Event-artworks seem to be increasingly common, enabling viewers to immerse themselves in pictures by famous artists (Vincent Van Gogh, Gustav Klimt, Frida Kahlo, etc.), paintings that never were created to be projected thanks to the electronic wizardry of augmented reality. In such a conjuncture, the show is especially welcome. It invites the public to discover works that were specifically designed in fact to be immersive, a “novelty” that goes back over 70 years.
In a closed environment, these artworks allow us to enjoy a new experience that addresses the body and the senses. Fashioning a clean break with daily life, the pieces offer the chance to connect with an alternative reality. From that moment on, the audience and the work of art are part of the same ecosystem.
The 1950s and 1960s correspond to a moment in time when imagery and the imagination with respect to space were expanding. Those decades also witnessed a questioning of how the artwork was traditionally perceived and the development of means and approaches that would become experimental. Interest in immersive art, moreover, appears around the same time as the desire to democratize the space of the museum, favoring greater inclusion of the people venturing into its galleries.

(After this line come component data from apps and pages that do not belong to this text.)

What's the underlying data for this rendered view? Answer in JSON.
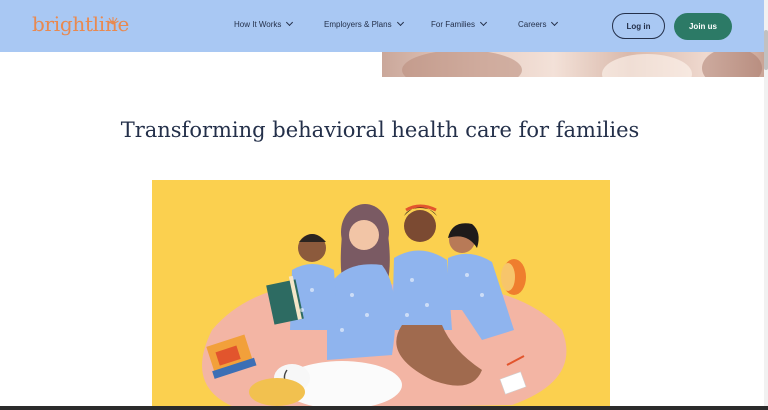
{
  "header": {
    "logo_text": "brightline",
    "nav": [
      {
        "label": "How It Works"
      },
      {
        "label": "Employers & Plans"
      },
      {
        "label": "For Families"
      },
      {
        "label": "Careers"
      }
    ],
    "login_label": "Log in",
    "join_label": "Join us"
  },
  "main": {
    "headline": "Transforming behavioral health care for families"
  },
  "colors": {
    "header_bg": "#a9c8f3",
    "brand_orange": "#e9894f",
    "join_green": "#2c7a66",
    "text_navy": "#24304a",
    "illustration_bg": "#fbd04f"
  }
}
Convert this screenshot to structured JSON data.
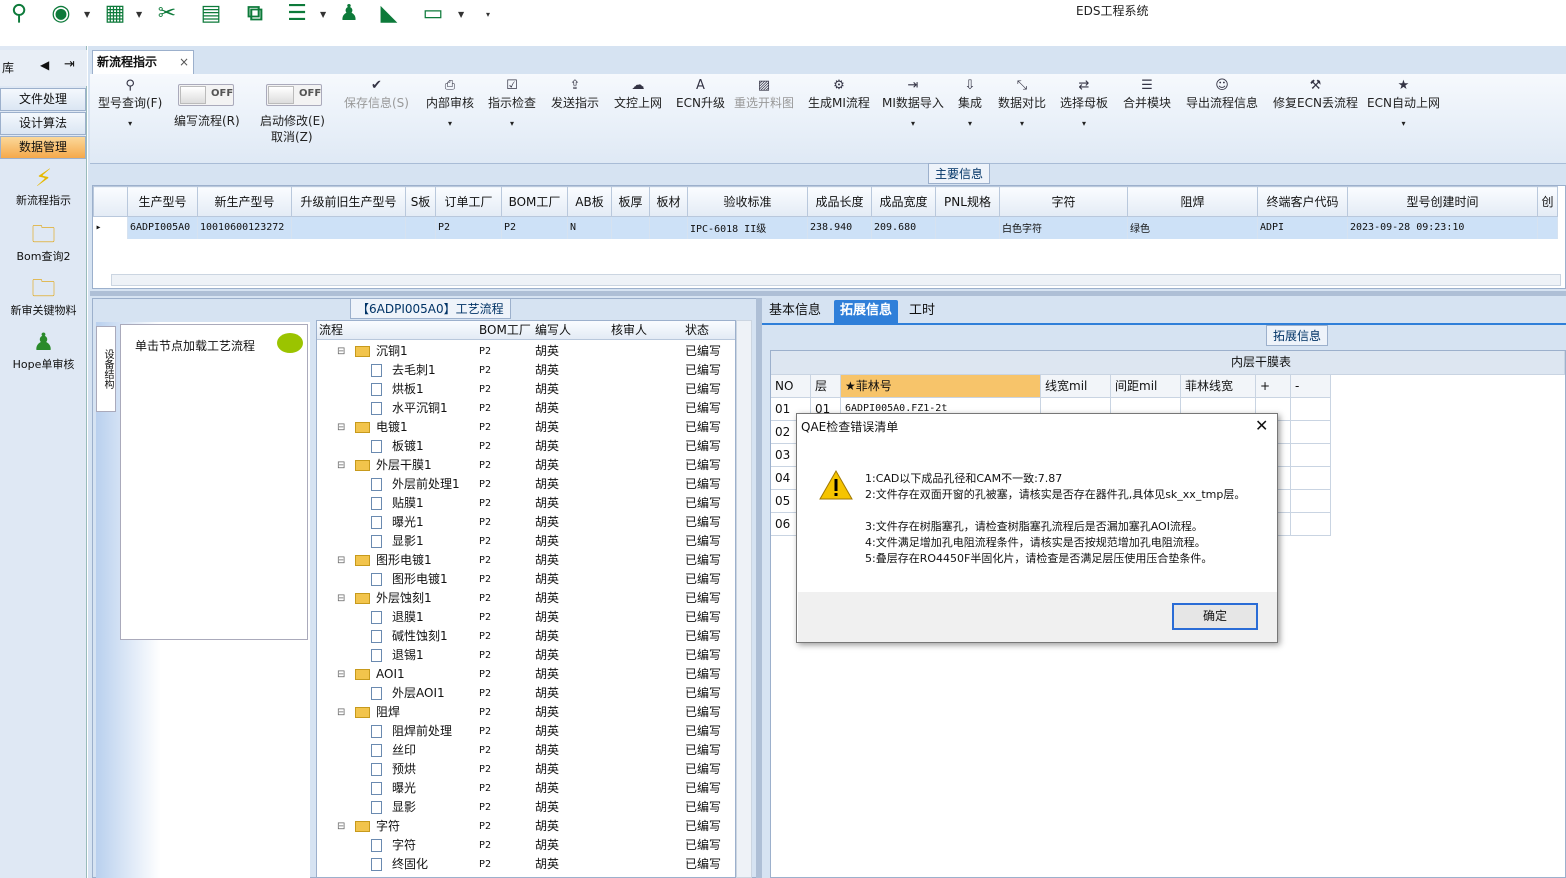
{
  "app_title": "EDS工程系统",
  "toolbar_icons": [
    "search-icon",
    "globe-icon",
    "table-icon",
    "scissors-icon",
    "film-icon",
    "copy-icon",
    "list-icon",
    "user-icon",
    "chart-icon",
    "window-icon"
  ],
  "left_panel": {
    "header": "库",
    "tabs": [
      "文件处理",
      "设计算法",
      "数据管理"
    ],
    "nav_items": [
      "新流程指示",
      "Bom查询2",
      "新审关键物料",
      "Hope单审核"
    ]
  },
  "doc_tab": {
    "label": "新流程指示",
    "close": "×"
  },
  "ribbon": {
    "query": "型号查询(F)",
    "toggle_off": "OFF",
    "edit_flow": "编写流程(R)",
    "start_modify": "启动修改(E)",
    "cancel": "取消(Z)",
    "save": "保存信息(S)",
    "internal_review": "内部审核",
    "check": "指示检查",
    "send": "发送指示",
    "upload": "文控上网",
    "ecn_upgrade": "ECN升级",
    "reselect": "重选开料图",
    "gen_mi": "生成MI流程",
    "mi_import": "MI数据导入",
    "integrate": "集成",
    "compare": "数据对比",
    "choose_board": "选择母板",
    "merge_module": "合并模块",
    "export_flow": "导出流程信息",
    "fix_ecn": "修复ECN丢流程",
    "ecn_auto": "ECN自动上网"
  },
  "main_info_label": "主要信息",
  "grid": {
    "columns": [
      "生产型号",
      "新生产型号",
      "升级前旧生产型号",
      "S板",
      "订单工厂",
      "BOM工厂",
      "AB板",
      "板厚",
      "板材",
      "验收标准",
      "成品长度",
      "成品宽度",
      "PNL规格",
      "字符",
      "阻焊",
      "终端客户代码",
      "型号创建时间",
      "创"
    ],
    "row": [
      "6ADPI005A0",
      "10010600123272",
      "",
      "",
      "P2",
      "P2",
      "N",
      "",
      "",
      "IPC-6018 II级",
      "238.940",
      "209.680",
      "",
      "白色字符",
      "绿色",
      "ADPI",
      "2023-09-28 09:23:10",
      ""
    ]
  },
  "flow_panel": {
    "title": "【6ADPI005A0】工艺流程",
    "vertical_tab": "设备结构",
    "tip": "单击节点加载工艺流程",
    "headers": [
      "流程",
      "BOM工厂",
      "编写人",
      "核审人",
      "状态"
    ],
    "rows": [
      {
        "name": "沉铜1",
        "level": 0,
        "bom": "P2",
        "writer": "胡英",
        "status": "已编写"
      },
      {
        "name": "去毛刺1",
        "level": 1,
        "bom": "P2",
        "writer": "胡英",
        "status": "已编写"
      },
      {
        "name": "烘板1",
        "level": 1,
        "bom": "P2",
        "writer": "胡英",
        "status": "已编写"
      },
      {
        "name": "水平沉铜1",
        "level": 1,
        "bom": "P2",
        "writer": "胡英",
        "status": "已编写"
      },
      {
        "name": "电镀1",
        "level": 0,
        "bom": "P2",
        "writer": "胡英",
        "status": "已编写"
      },
      {
        "name": "板镀1",
        "level": 1,
        "bom": "P2",
        "writer": "胡英",
        "status": "已编写"
      },
      {
        "name": "外层干膜1",
        "level": 0,
        "bom": "P2",
        "writer": "胡英",
        "status": "已编写"
      },
      {
        "name": "外层前处理1",
        "level": 1,
        "bom": "P2",
        "writer": "胡英",
        "status": "已编写"
      },
      {
        "name": "贴膜1",
        "level": 1,
        "bom": "P2",
        "writer": "胡英",
        "status": "已编写"
      },
      {
        "name": "曝光1",
        "level": 1,
        "bom": "P2",
        "writer": "胡英",
        "status": "已编写"
      },
      {
        "name": "显影1",
        "level": 1,
        "bom": "P2",
        "writer": "胡英",
        "status": "已编写"
      },
      {
        "name": "图形电镀1",
        "level": 0,
        "bom": "P2",
        "writer": "胡英",
        "status": "已编写"
      },
      {
        "name": "图形电镀1",
        "level": 1,
        "bom": "P2",
        "writer": "胡英",
        "status": "已编写"
      },
      {
        "name": "外层蚀刻1",
        "level": 0,
        "bom": "P2",
        "writer": "胡英",
        "status": "已编写"
      },
      {
        "name": "退膜1",
        "level": 1,
        "bom": "P2",
        "writer": "胡英",
        "status": "已编写"
      },
      {
        "name": "碱性蚀刻1",
        "level": 1,
        "bom": "P2",
        "writer": "胡英",
        "status": "已编写"
      },
      {
        "name": "退锡1",
        "level": 1,
        "bom": "P2",
        "writer": "胡英",
        "status": "已编写"
      },
      {
        "name": "AOI1",
        "level": 0,
        "bom": "P2",
        "writer": "胡英",
        "status": "已编写"
      },
      {
        "name": "外层AOI1",
        "level": 1,
        "bom": "P2",
        "writer": "胡英",
        "status": "已编写"
      },
      {
        "name": "阻焊",
        "level": 0,
        "bom": "P2",
        "writer": "胡英",
        "status": "已编写"
      },
      {
        "name": "阻焊前处理",
        "level": 1,
        "bom": "P2",
        "writer": "胡英",
        "status": "已编写"
      },
      {
        "name": "丝印",
        "level": 1,
        "bom": "P2",
        "writer": "胡英",
        "status": "已编写"
      },
      {
        "name": "预烘",
        "level": 1,
        "bom": "P2",
        "writer": "胡英",
        "status": "已编写"
      },
      {
        "name": "曝光",
        "level": 1,
        "bom": "P2",
        "writer": "胡英",
        "status": "已编写"
      },
      {
        "name": "显影",
        "level": 1,
        "bom": "P2",
        "writer": "胡英",
        "status": "已编写"
      },
      {
        "name": "字符",
        "level": 0,
        "bom": "P2",
        "writer": "胡英",
        "status": "已编写"
      },
      {
        "name": "字符",
        "level": 1,
        "bom": "P2",
        "writer": "胡英",
        "status": "已编写"
      },
      {
        "name": "终固化",
        "level": 1,
        "bom": "P2",
        "writer": "胡英",
        "status": "已编写"
      }
    ]
  },
  "right_panel": {
    "tabs": [
      "基本信息",
      "拓展信息",
      "工时"
    ],
    "ext_label": "拓展信息",
    "table_title": "内层干膜表",
    "headers": [
      "NO",
      "层",
      "★菲林号",
      "线宽mil",
      "间距mil",
      "菲林线宽",
      "+",
      "-"
    ],
    "rows": [
      [
        "01",
        "01",
        "6ADPI005A0.FZ1-2t"
      ],
      [
        "02",
        "",
        ""
      ],
      [
        "03",
        "",
        ""
      ],
      [
        "04",
        "",
        ""
      ],
      [
        "05",
        "",
        ""
      ],
      [
        "06",
        "",
        ""
      ]
    ]
  },
  "dialog": {
    "title": "QAE检查错误清单",
    "close": "✕",
    "messages": [
      "1:CAD以下成品孔径和CAM不一致:7.87",
      "2:文件存在双面开窗的孔被塞，请核实是否存在器件孔,具体见sk_xx_tmp层。",
      "3:文件存在树脂塞孔，请检查树脂塞孔流程后是否漏加塞孔AOI流程。",
      "4:文件满足增加孔电阻流程条件，请核实是否按规范增加孔电阻流程。",
      "5:叠层存在RO4450F半固化片，请检查是否满足层压使用压合垫条件。"
    ],
    "ok": "确定"
  }
}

During the confinement caused by the COVID-19 pandemic, sensory deprivation reduced our activities to purely visual informative ones. Today placing the body once again in art’s relationship to the museum has become especially important. The show puts experience at the heart of our encounter with art; it offers a reconnection between the body and space and invites us to a multisensory perception and understanding.